- ‘In the Colonial Era, chemical manufacturing was confined to such rudimentary products as indigo dyes, naval stores, leather, glass, soap, and candles.’
- ‘Natural indigo is obtained from the plant indigofera.’
- ‘Its blue colorant is chemically identical to indigo made from plants of the genus Indigofera, cultivated in Asia.’
- ‘Because the blue used was generally indigo, two separate dyebaths were required or, less satisfactorily, green pigments were used.’
- 2.1 A colour between blue and violet in the spectrum.‘the deepest indigo of the horizon’
sky-blue, azure, cobalt, cobalt blue, sapphire, cerulean, navy, navy blue, saxe, saxe blue, oxford blue, cambridge blue, ultramarine, lapis lazuli, indigo, aquamarine, turquoise, teal, teal blue, cyan, of the colour of the sky, of the colour of the seaView synonyms
- ‘The rest were different shades of blue, from sky blue to indigo.’
- ‘But as I slowly looked over to the east, the sky turned from deep black to indigo to azure to ever lighter shades of blue.’
- ‘He sighed and looked more closely at the auburn hair and then looked into those dark thoughtful eyes, the strangest colour he had ever seen, a deep indigo violet.’
- ‘Lighter weight cotton indigos also are important, she said.’
- ‘I thought indigo might be popular because it's a colour people associate with rainbows and not much else.’

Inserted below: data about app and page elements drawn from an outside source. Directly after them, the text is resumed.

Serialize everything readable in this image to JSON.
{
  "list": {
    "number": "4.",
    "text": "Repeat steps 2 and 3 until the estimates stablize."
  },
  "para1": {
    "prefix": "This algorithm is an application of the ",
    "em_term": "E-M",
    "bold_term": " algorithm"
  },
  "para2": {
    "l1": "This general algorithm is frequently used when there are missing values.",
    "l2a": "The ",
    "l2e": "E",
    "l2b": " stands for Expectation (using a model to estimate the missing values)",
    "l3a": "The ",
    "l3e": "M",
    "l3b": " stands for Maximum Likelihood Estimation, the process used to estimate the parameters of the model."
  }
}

- ‘One corner of the obsidian has been cut and polished, and when held in the light it shimmers from indigo to violet.’
- ‘Instead of the warm reds, oranges, yellows, pinks, and indigos, it was replaced with the cool colors of daybreak: pale blues, gold, lavender, and pale yellows.’
- ‘Later color theorists generally replaced indigo and violet with just a single hue: purple or violet.’
- ‘She was wearing a sari, the whole outfit patterned with stylized blossoms that were yellow, while the backround was a rich indigo.’
- ‘It has the familiar, but always appealing, indigo and saffron colour scheme and wooden floor of many modern restaurants.’
- ‘I could even make out the different indigo and violet stripes, which is rare.’
- ‘Rich shades of violet and indigo melted into the vast blackness of the sky.’
- ‘It was decorated in varying shades of blue with small hints of deep grays, indigos, and blacks.’
- ‘The sheets are a dark indigo blue, easily mistaken for black if there's nothing blue around to enhance the presence of that color.’
- ‘The sky had vanished, the entire world was painted a dark indigo.’
- ‘They were not blue, they were fiery cobalt, intense indigo, smoldering sapphire, and they could change their appearance with her every varying emotion.’
- ‘It includes the full spectrum of colors: red, orange, yellow, green, blue, indigo, and violet.’
- ‘A more accurate map shows a wash of differing hues of indigo and violet, with some smatterings of infrared and ultraviolet at the extremes.’
- ‘There are roses, leopards and paisleys, reds, golds and indigos, fine weaves and coarse weaves.’
- ‘It also has some of the best beaches in Greece, with indigo depths and aquamarine shallows.’
Mid 16th century: from Portuguese índigo, via Latin from Greek indikon, from indikos ‘Indian (dye)’ (see Indic).
We take a look at several popular, though confusing, punctuation marks.
From Afghanistan to Zimbabwe, discover surprising and intriguing language facts from around the globe.
The definitions of ‘buddy’ and ‘bro’ in the OED have recently been revised. We explore their history and increase in popularity.